### Aim of the exercise
Retype all the entries word for word, but omit the pictures.

### Information given
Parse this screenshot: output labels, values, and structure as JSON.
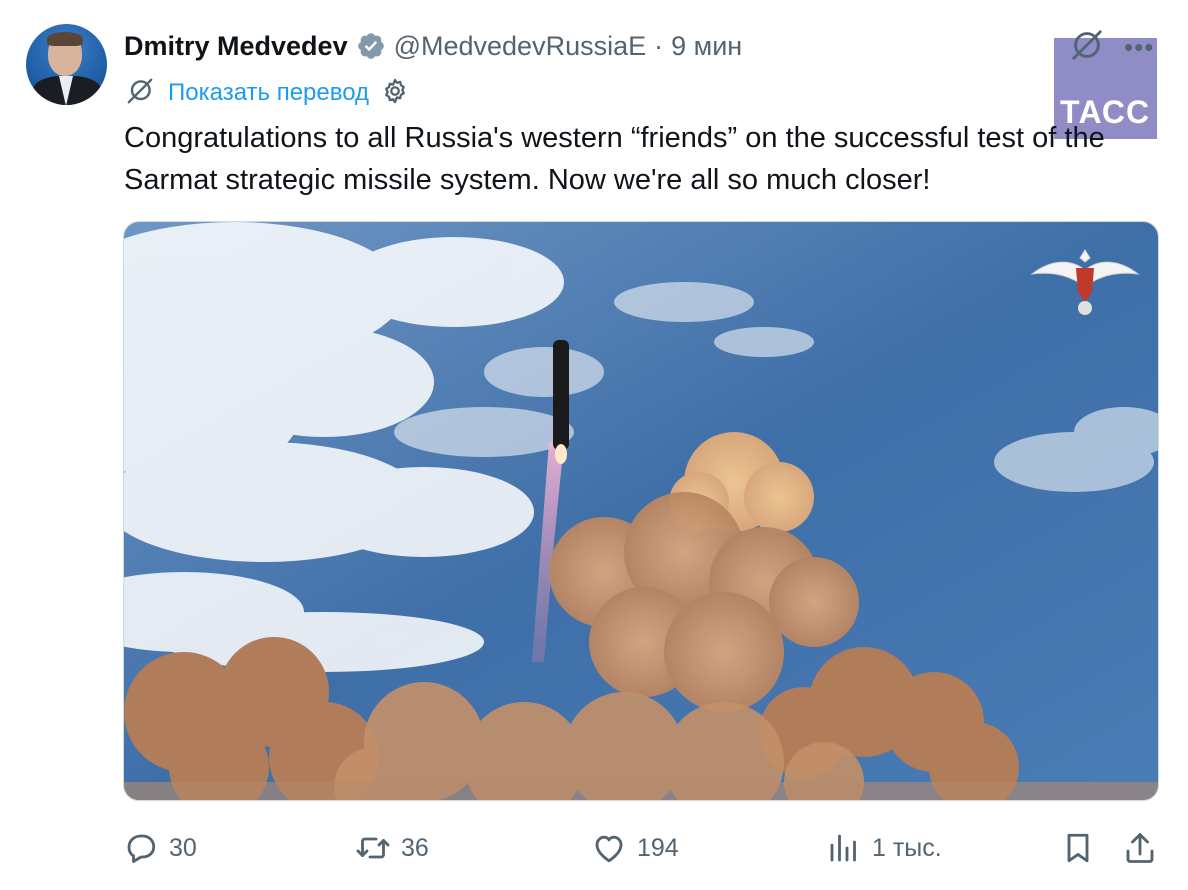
{
  "tweet": {
    "author_name": "Dmitry Medvedev",
    "handle": "@MedvedevRussiaE",
    "separator": "·",
    "time": "9 мин",
    "translate_label": "Показать перевод",
    "text": "Congratulations to all Russia's western “friends” on the successful test of the Sarmat strategic missile system. Now we're all so much closer!",
    "watermark": "ТАСС"
  },
  "actions": {
    "replies": "30",
    "reposts": "36",
    "likes": "194",
    "views": "1 тыс."
  },
  "icons": {
    "verified": "verified-badge-icon",
    "grok": "grok-icon",
    "more": "more-icon",
    "settings": "gear-icon",
    "reply": "reply-icon",
    "repost": "repost-icon",
    "like": "heart-icon",
    "views": "analytics-icon",
    "bookmark": "bookmark-icon",
    "share": "share-icon"
  },
  "colors": {
    "link": "#1d9bf0",
    "muted": "#536471",
    "text": "#0f1419",
    "watermark_bg": "#8f8cc6"
  }
}
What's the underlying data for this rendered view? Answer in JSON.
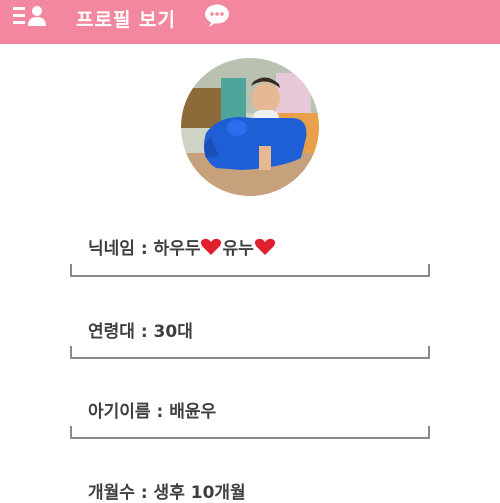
{
  "header": {
    "title": "프로필 보기",
    "color": "#f2879f",
    "menu_icon": "profile-menu-icon",
    "chat_icon": "speech-bubble-icon"
  },
  "profile": {
    "avatar_description_icon": "baby-avatar-photo",
    "fields": [
      {
        "label": "닉네임 : 하우두",
        "mid": "유누"
      },
      {
        "label": "연령대 : 30대"
      },
      {
        "label": "아기이름 : 배윤우"
      },
      {
        "label": "개월수 : 생후 10개월"
      }
    ],
    "heart_color": "#e0202e",
    "underline_color": "#8a8a8a"
  }
}
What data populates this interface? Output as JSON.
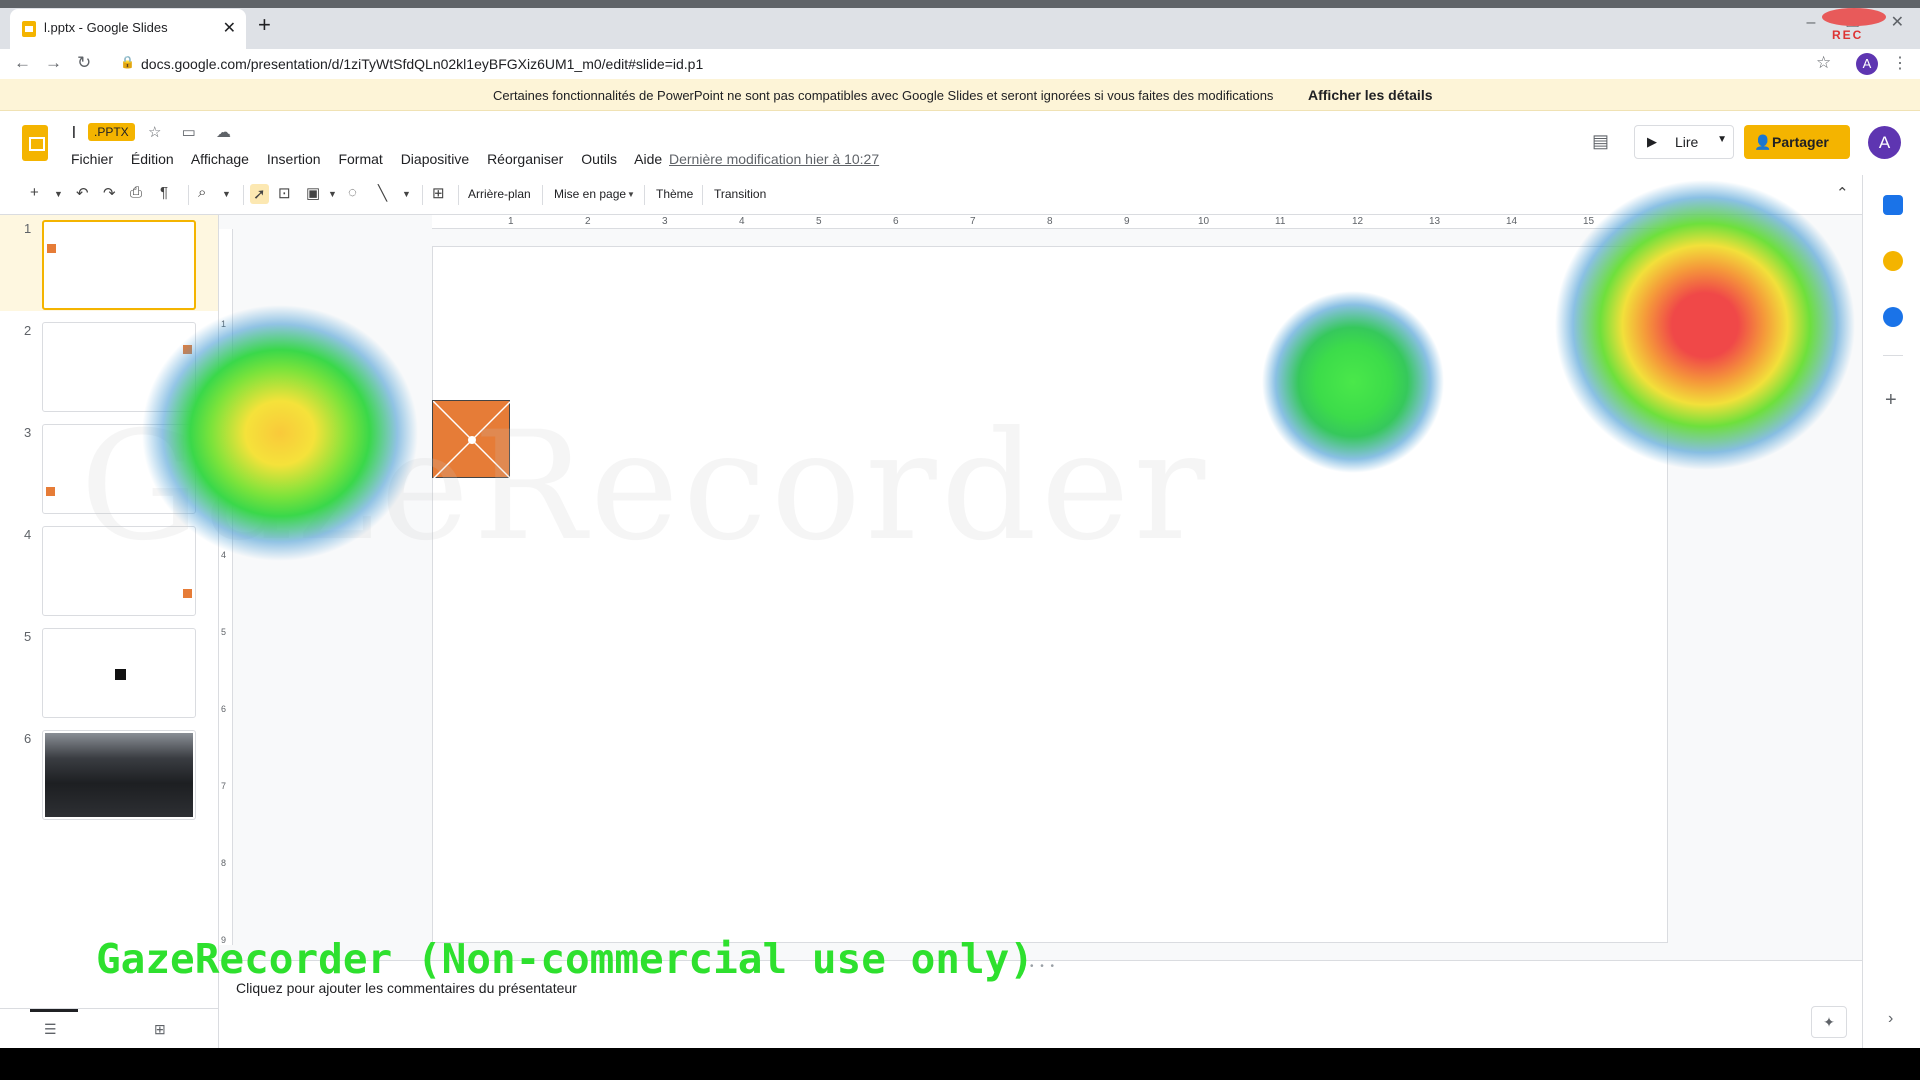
{
  "browser": {
    "tab_title": "l.pptx - Google Slides",
    "tab_close": "✕",
    "new_tab": "+",
    "url": "docs.google.com/presentation/d/1ziTyWtSfdQLn02kl1eyBFGXiz6UM1_m0/edit#slide=id.p1",
    "profile_initial": "A",
    "rec_label": "REC"
  },
  "banner": {
    "message": "Certaines fonctionnalités de PowerPoint ne sont pas compatibles avec Google Slides et seront ignorées si vous faites des modifications",
    "details_link": "Afficher les détails"
  },
  "header": {
    "doc_name": "l",
    "file_badge": ".PPTX",
    "menu": [
      "Fichier",
      "Édition",
      "Affichage",
      "Insertion",
      "Format",
      "Diapositive",
      "Réorganiser",
      "Outils",
      "Aide"
    ],
    "last_modified": "Dernière modification hier à 10:27",
    "present_label": "Lire",
    "share_label": "Partager",
    "avatar_initial": "A"
  },
  "toolbar": {
    "background": "Arrière-plan",
    "layout": "Mise en page",
    "theme": "Thème",
    "transition": "Transition"
  },
  "filmstrip": {
    "slides": [
      {
        "num": "1",
        "active": true
      },
      {
        "num": "2",
        "active": false
      },
      {
        "num": "3",
        "active": false
      },
      {
        "num": "4",
        "active": false
      },
      {
        "num": "5",
        "active": false
      },
      {
        "num": "6",
        "active": false
      }
    ]
  },
  "ruler": {
    "h_ticks": [
      "1",
      "2",
      "3",
      "4",
      "5",
      "6",
      "7",
      "8",
      "9",
      "10",
      "11",
      "12",
      "13",
      "14",
      "15"
    ],
    "v_ticks": [
      "1",
      "2",
      "3",
      "4",
      "5",
      "6",
      "7",
      "8",
      "9"
    ]
  },
  "notes": {
    "placeholder": "Cliquez pour ajouter les commentaires du présentateur"
  },
  "overlay": {
    "watermark": "GazeRecorder",
    "banner": "GazeRecorder (Non-commercial use only)"
  },
  "colors": {
    "accent": "#f4b400",
    "shape_fill": "#e67c37",
    "overlay_green": "#2ee02e"
  }
}
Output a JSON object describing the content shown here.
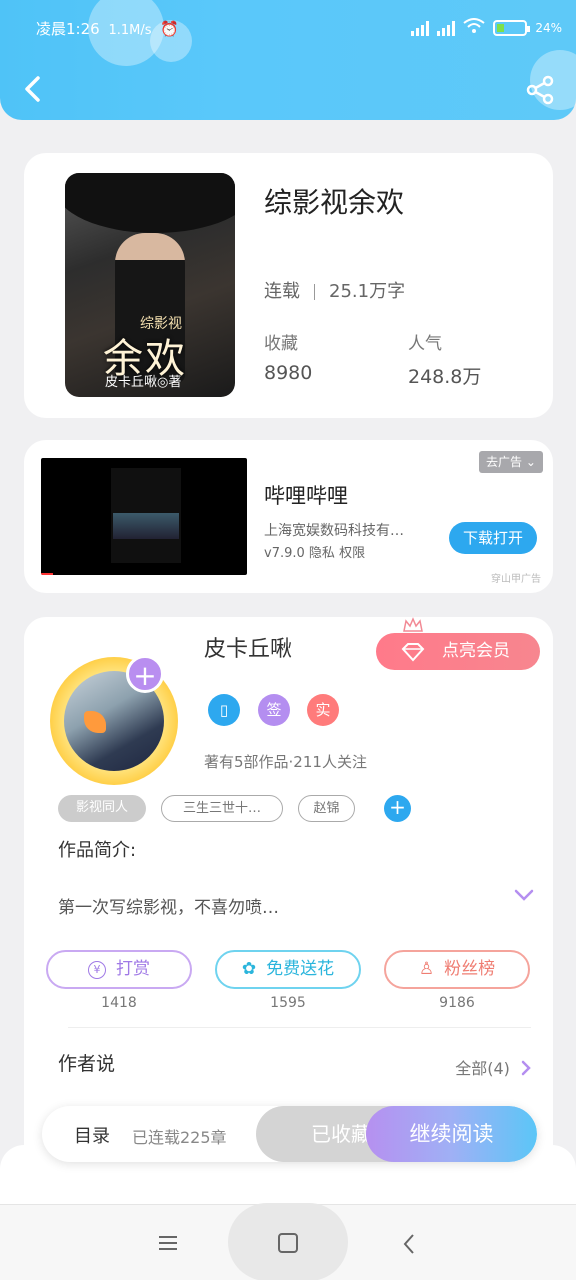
{
  "status": {
    "time": "凌晨1:26",
    "speed": "1.1M/s",
    "battery": "24%"
  },
  "book": {
    "title": "综影视余欢",
    "status": "连载",
    "word_count": "25.1万字",
    "favorites_label": "收藏",
    "favorites_value": "8980",
    "popularity_label": "人气",
    "popularity_value": "248.8万",
    "cover_small_title": "综影视",
    "cover_big_title": "余欢",
    "cover_author": "皮卡丘啾◎著"
  },
  "ad": {
    "tag": "去广告",
    "title": "哔哩哔哩",
    "company": "上海宽娱数码科技有…",
    "version": "v7.9.0",
    "privacy": "隐私",
    "permissions": "权限",
    "button": "下载打开",
    "source": "穿山甲广告"
  },
  "author": {
    "name": "皮卡丘啾",
    "vip_button": "点亮会员",
    "add_icon": "+",
    "badges": [
      {
        "label": "▯",
        "color": "#2da8ef"
      },
      {
        "label": "签",
        "color": "#b48ef0"
      },
      {
        "label": "实",
        "color": "#ff7b7b"
      }
    ],
    "works": "著有5部作品·211人关注",
    "tags": [
      "影视同人",
      "三生三世十…",
      "赵锦"
    ],
    "tag_add": "+",
    "intro_label": "作品简介:",
    "intro_text": "第一次写综影视，不喜勿喷…",
    "actions": [
      {
        "label": "打赏",
        "count": "1418",
        "color": "#b48ef0",
        "icon": "¥"
      },
      {
        "label": "免费送花",
        "count": "1595",
        "color": "#3cc4e8",
        "icon": "✿"
      },
      {
        "label": "粉丝榜",
        "count": "9186",
        "color": "#f2887f",
        "icon": "♙"
      }
    ],
    "author_says": "作者说",
    "all_link": "全部(4)"
  },
  "bottom": {
    "toc": "目录",
    "chapters": "已连载225章",
    "collected": "已收藏",
    "continue": "继续阅读"
  },
  "colors": {
    "header": "#5ac8fa",
    "accent_blue": "#2da8ef",
    "vip_pink": "#f7868f"
  }
}
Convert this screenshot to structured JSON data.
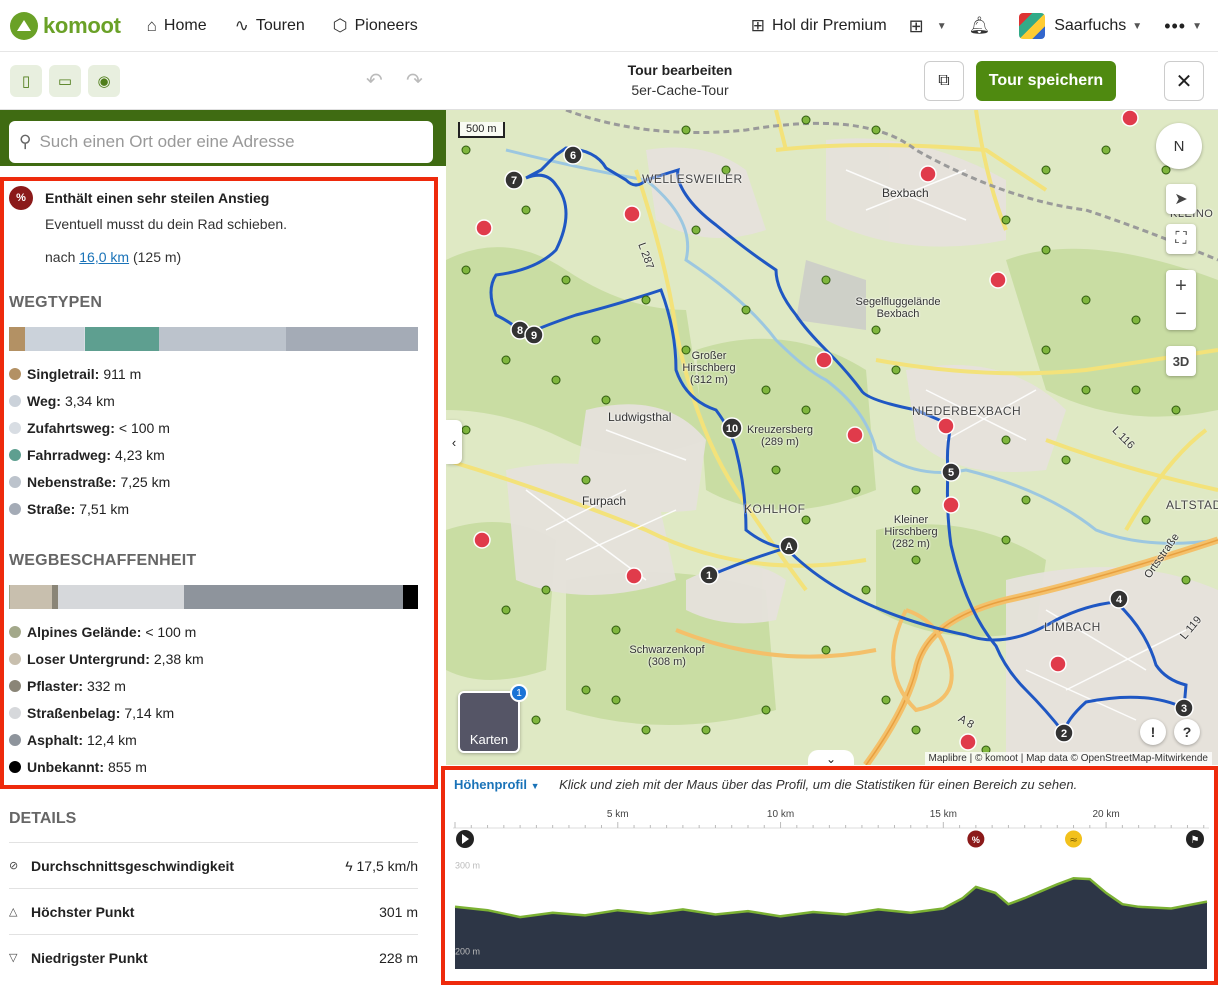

### Answer to the exercise
Parse this screenshot: output labels, values, and structure as JSON.
{
  "tweet": {
    "author_name": "Dmitry Medvedev",
    "handle": "@MedvedevRussiaE",
    "separator": "·",
    "time": "9 мин",
    "translate_label": "Показать перевод",
    "text": "Congratulations to all Russia's western “friends” on the successful test of the Sarmat strategic missile system. Now we're all so much closer!",
    "watermark": "ТАСС"
  },
  "actions": {
    "replies": "30",
    "reposts": "36",
    "likes": "194",
    "views": "1 тыс."
  },
  "icons": {
    "verified": "verified-badge-icon",
    "grok": "grok-icon",
    "more": "more-icon",
    "settings": "gear-icon",
    "reply": "reply-icon",
    "repost": "repost-icon",
    "like": "heart-icon",
    "views": "analytics-icon",
    "bookmark": "bookmark-icon",
    "share": "share-icon"
  },
  "colors": {
    "link": "#1d9bf0",
    "muted": "#536471",
    "text": "#0f1419",
    "watermark_bg": "#8f8cc6"
  }
}
What's the underlying data for this rendered view? Answer in JSON.
{
  "header": {
    "title": "프로필 보기",
    "color": "#f2879f",
    "menu_icon": "profile-menu-icon",
    "chat_icon": "speech-bubble-icon"
  },
  "profile": {
    "avatar_description_icon": "baby-avatar-photo",
    "fields": [
      {
        "label": "닉네임 : 하우두",
        "mid": "유누"
      },
      {
        "label": "연령대 : 30대"
      },
      {
        "label": "아기이름 : 배윤우"
      },
      {
        "label": "개월수 : 생후 10개월"
      }
    ],
    "heart_color": "#e0202e",
    "underline_color": "#8a8a8a"
  }
}
What data populates this interface? Output as JSON.
{
  "browser": {
    "tab_title": "l.pptx - Google Slides",
    "tab_close": "✕",
    "new_tab": "+",
    "url": "docs.google.com/presentation/d/1ziTyWtSfdQLn02kl1eyBFGXiz6UM1_m0/edit#slide=id.p1",
    "profile_initial": "A",
    "rec_label": "REC"
  },
  "banner": {
    "message": "Certaines fonctionnalités de PowerPoint ne sont pas compatibles avec Google Slides et seront ignorées si vous faites des modifications",
    "details_link": "Afficher les détails"
  },
  "header": {
    "doc_name": "l",
    "file_badge": ".PPTX",
    "menu": [
      "Fichier",
      "Édition",
      "Affichage",
      "Insertion",
      "Format",
      "Diapositive",
      "Réorganiser",
      "Outils",
      "Aide"
    ],
    "last_modified": "Dernière modification hier à 10:27",
    "present_label": "Lire",
    "share_label": "Partager",
    "avatar_initial": "A"
  },
  "toolbar": {
    "background": "Arrière-plan",
    "layout": "Mise en page",
    "theme": "Thème",
    "transition": "Transition"
  },
  "filmstrip": {
    "slides": [
      {
        "num": "1",
        "active": true
      },
      {
        "num": "2",
        "active": false
      },
      {
        "num": "3",
        "active": false
      },
      {
        "num": "4",
        "active": false
      },
      {
        "num": "5",
        "active": false
      },
      {
        "num": "6",
        "active": false
      }
    ]
  },
  "ruler": {
    "h_ticks": [
      "1",
      "2",
      "3",
      "4",
      "5",
      "6",
      "7",
      "8",
      "9",
      "10",
      "11",
      "12",
      "13",
      "14",
      "15"
    ],
    "v_ticks": [
      "1",
      "2",
      "3",
      "4",
      "5",
      "6",
      "7",
      "8",
      "9"
    ]
  },
  "notes": {
    "placeholder": "Cliquez pour ajouter les commentaires du présentateur"
  },
  "overlay": {
    "watermark": "GazeRecorder",
    "banner": "GazeRecorder (Non-commercial use only)"
  },
  "colors": {
    "accent": "#f4b400",
    "shape_fill": "#e67c37",
    "overlay_green": "#2ee02e"
  }
}
Output a JSON object describing the content shown here.
{
  "status": {
    "time": "凌晨1:26",
    "speed": "1.1M/s",
    "battery": "24%"
  },
  "book": {
    "title": "综影视余欢",
    "status": "连载",
    "word_count": "25.1万字",
    "favorites_label": "收藏",
    "favorites_value": "8980",
    "popularity_label": "人气",
    "popularity_value": "248.8万",
    "cover_small_title": "综影视",
    "cover_big_title": "余欢",
    "cover_author": "皮卡丘啾◎著"
  },
  "ad": {
    "tag": "去广告",
    "title": "哔哩哔哩",
    "company": "上海宽娱数码科技有…",
    "version": "v7.9.0",
    "privacy": "隐私",
    "permissions": "权限",
    "button": "下载打开",
    "source": "穿山甲广告"
  },
  "author": {
    "name": "皮卡丘啾",
    "vip_button": "点亮会员",
    "add_icon": "+",
    "badges": [
      {
        "label": "▯",
        "color": "#2da8ef"
      },
      {
        "label": "签",
        "color": "#b48ef0"
      },
      {
        "label": "实",
        "color": "#ff7b7b"
      }
    ],
    "works": "著有5部作品·211人关注",
    "tags": [
      "影视同人",
      "三生三世十…",
      "赵锦"
    ],
    "tag_add": "+",
    "intro_label": "作品简介:",
    "intro_text": "第一次写综影视，不喜勿喷…",
    "actions": [
      {
        "label": "打赏",
        "count": "1418",
        "color": "#b48ef0",
        "icon": "¥"
      },
      {
        "label": "免费送花",
        "count": "1595",
        "color": "#3cc4e8",
        "icon": "✿"
      },
      {
        "label": "粉丝榜",
        "count": "9186",
        "color": "#f2887f",
        "icon": "♙"
      }
    ],
    "author_says": "作者说",
    "all_link": "全部(4)"
  },
  "bottom": {
    "toc": "目录",
    "chapters": "已连载225章",
    "collected": "已收藏",
    "continue": "继续阅读"
  },
  "colors": {
    "header": "#5ac8fa",
    "accent_blue": "#2da8ef",
    "vip_pink": "#f7868f"
  }
}
Convert this screenshot to structured JSON data.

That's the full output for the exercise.